One such classic was Castle of Illusion; an enchanting little platformer featuring Disney’s Mickey Mouse. Released back in 1990, it received unanimous praise from critics, thanks to it’s catchy music, wonderful art style and animation, and – most importantly, the gameplay.
“Help me Mickey. You’re my only hope”
The game opens with Mickey and Minnie having a nice stroll through the meadows, when suddenly a jealous evil witch named Mizrabel (nice!) swoops down and whisks her away. Sure, the “save the girl” storyline sounds like just about every other adventure game at the time, but like Super Mario, there is a lot more on offer here.
The main quest requires you to collect 7 gems hidden within the castle.

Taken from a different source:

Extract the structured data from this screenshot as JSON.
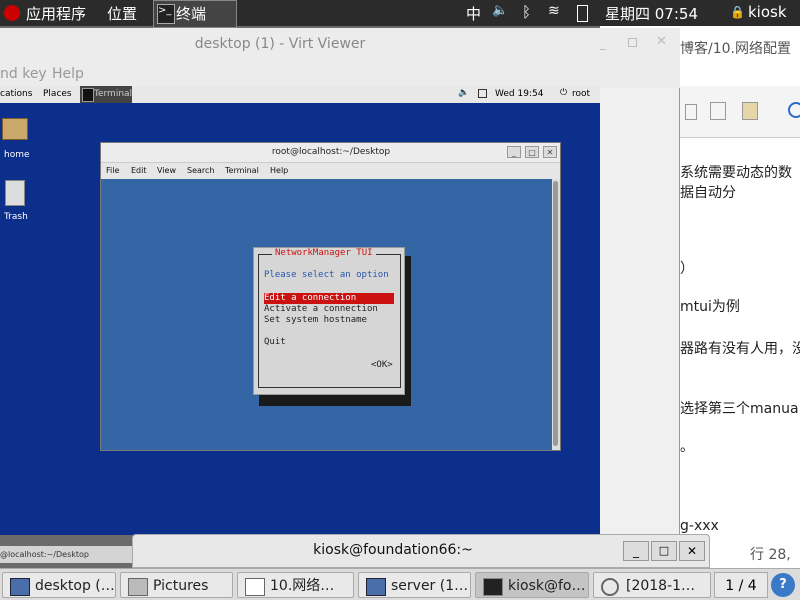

Each door leads through to a unique world with sub-areas full of variety, collectables and secrets. You must traverse a creepy woodland, toy land, enchanted library and more to reach your beloved Minnie, with a memorable and stylised boss to greet you at the end of each one.
The platforming is spot on, with responsive controls similar to what you would expect in an 8-bit classic, although at a slightly slower pace. What you have here is something that presents challenge, but not with quite the same level of required precision.

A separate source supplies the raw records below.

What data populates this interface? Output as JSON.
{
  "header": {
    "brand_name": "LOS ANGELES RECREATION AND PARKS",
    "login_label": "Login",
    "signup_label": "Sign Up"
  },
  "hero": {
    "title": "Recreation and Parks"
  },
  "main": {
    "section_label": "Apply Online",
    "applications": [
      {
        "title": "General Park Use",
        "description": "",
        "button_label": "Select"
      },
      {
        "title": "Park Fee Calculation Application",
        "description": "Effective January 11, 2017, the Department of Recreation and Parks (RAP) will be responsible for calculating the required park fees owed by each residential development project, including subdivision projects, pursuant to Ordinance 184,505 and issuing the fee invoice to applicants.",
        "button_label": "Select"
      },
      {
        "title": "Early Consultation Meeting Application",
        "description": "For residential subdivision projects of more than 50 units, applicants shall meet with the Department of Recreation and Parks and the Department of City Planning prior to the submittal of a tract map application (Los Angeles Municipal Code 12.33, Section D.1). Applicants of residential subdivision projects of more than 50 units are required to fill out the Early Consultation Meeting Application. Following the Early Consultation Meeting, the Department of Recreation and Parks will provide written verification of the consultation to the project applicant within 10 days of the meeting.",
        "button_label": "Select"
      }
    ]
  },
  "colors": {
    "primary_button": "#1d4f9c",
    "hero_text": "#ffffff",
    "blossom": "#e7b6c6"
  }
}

One thing worth noting here is the “bum-bash” move… or whatever it’s called. Those of you who play a lot of Mario games may take a while to adjust to the method of pressing jump twice to kill an enemy. Pressing it only once results in Mickey clumsily stumbling onto an enemy and taking damage. So remember to press it again when you’re in the air! Then everything should be okay.
That Disney Magic
So what makes this game so special? To answer that question you really need to look back at the famous Sega vs Nintendo console wars and what else existed at the time. Remember, Castle of Illusion came out in 1990. We didn’t have Sonic until the following year or Super Mario World until 1992!
This Sega exclusive title, developed by their own team, displayed a huge advancement in the quality of presentation, thanks to the power of their 16-bit system. With detailed and authentic Disney characterisation, a vast and beautiful colour palette, and some of the best parallax scrolling seen to date, it featured a level of graphics and animation that still look great today.
Overall, Castle of Illusion is an ideal adventure game whether you are a Disney fan or not. This title has a reasonable challenge factor and should entertain just about anyone who enjoys these types of games.
There is a practice mode to give a younger audience a taste of the game without being too difficult, or the usual normal and hard difficulties to suit your tastes.
Once you’ve finished this game, there is a limited immediate replay value if you are seeking more in the terms of alternate routes and hidden areas, but I guarantee over the years you will come back to it time and time again to re-live the experience as it is a real joy to play.